This year the traffic in Miami defeated me. The amount of activity generated by more than twenty art fairs would benefit from public, and preferably underground, transportation. While I saw plenty of art over two days at three fairs, I saw nothing sufficiently new or challenging to make up for bumper-to-bumper traffic and streets, endlessly clogged, with drivers who didn’t know where they were going. After three fairs, I gave up. So this won’t pretend to be a best of the best, or even an overview. I spent the first afternoon at Art Basel Miami Beach with my friend, neighbor ... More » »
The white monochrome painting, once a joke –”cow in a snowstorm” – at other times a beacon heralding modernism (Malevich’s White on White, 1918) has carved out a serious place in the canon of aesthetics. Nearly every art movement over the last 150 years, if only a shake or a jitter, has paused long enough to produce an all-over, single-color performance. There are thousands of monochrome works dotting the history of art, pointing to a kind of serial of reduction-minded dramas. Stripped down, these works, bold in their simplicity, end up being complex philosophical constructions gesturing to a manifest aesthetic destiny.

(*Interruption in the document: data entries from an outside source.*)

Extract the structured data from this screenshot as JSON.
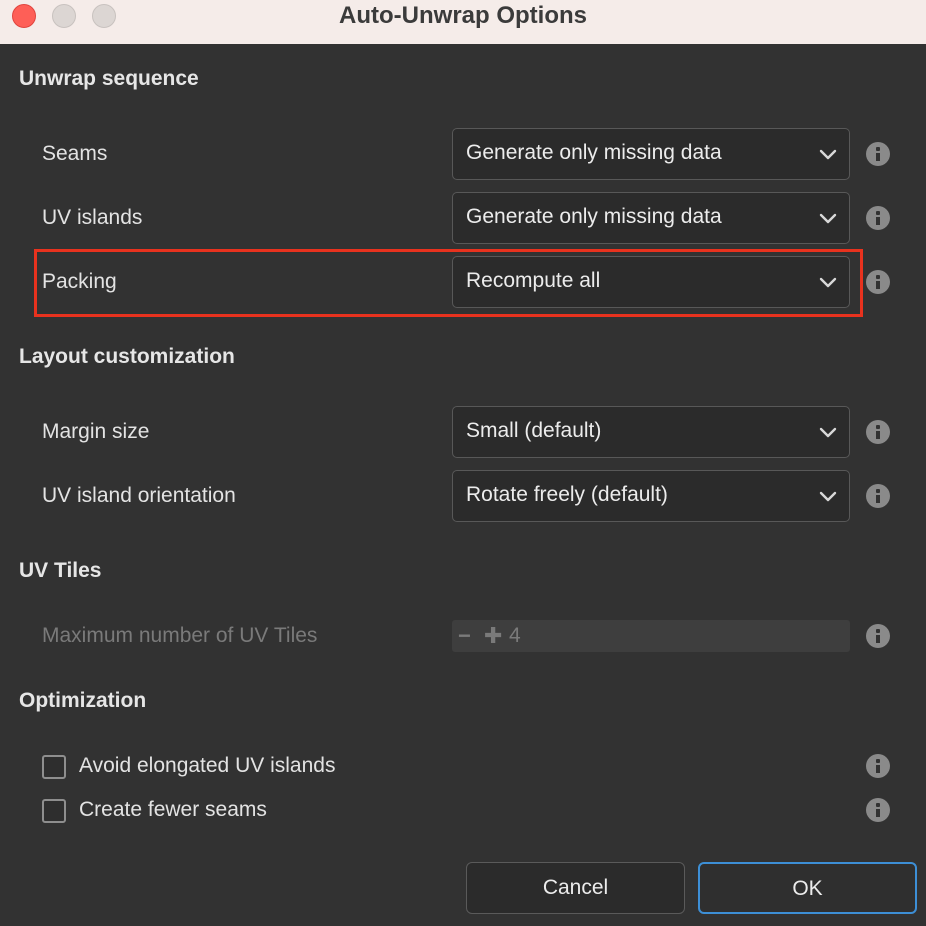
{
  "window": {
    "title": "Auto-Unwrap Options"
  },
  "sections": {
    "unwrap": "Unwrap sequence",
    "layout": "Layout customization",
    "tiles": "UV Tiles",
    "optimization": "Optimization"
  },
  "rows": {
    "seams": {
      "label": "Seams",
      "value": "Generate only missing data"
    },
    "uv_islands": {
      "label": "UV islands",
      "value": "Generate only missing data"
    },
    "packing": {
      "label": "Packing",
      "value": "Recompute all"
    },
    "margin_size": {
      "label": "Margin size",
      "value": "Small (default)"
    },
    "uv_orientation": {
      "label": "UV island orientation",
      "value": "Rotate freely (default)"
    },
    "max_uv_tiles": {
      "label": "Maximum number of UV Tiles",
      "value": "4",
      "minus": "−",
      "plus": "✚"
    }
  },
  "checkboxes": {
    "avoid_elongated": {
      "label": "Avoid elongated UV islands",
      "checked": false
    },
    "fewer_seams": {
      "label": "Create fewer seams",
      "checked": false
    }
  },
  "buttons": {
    "cancel": "Cancel",
    "ok": "OK"
  },
  "icons": [
    "close-icon",
    "minimize-icon",
    "maximize-icon",
    "chevron-down-icon",
    "info-icon"
  ],
  "colors": {
    "highlight": "#e8321e",
    "ok_border": "#3d8fd6",
    "background": "#323232"
  }
}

This week’s Weekly has my review of the Robert Ryman exhibit at PAFA’s Morris Gallery and of the artist’s permanent commission in PAFA’s Hamilton Building. Below is the copy and here’s the link to the art page. The Agent Provocateur of PaintRobert Ryman’s works show a master experimenting. Robert Ryman—the New York artist known for large, blindingly white, highly textured abstract paintings that often feature his signature—came to Philadelphia last June to make a permanent mark on the city. And while Ryman’s piece Philadelphia Prototype, 2002 doesn’t feature the artist’s signature as a compositional element, the work is unmistakably a ... More » »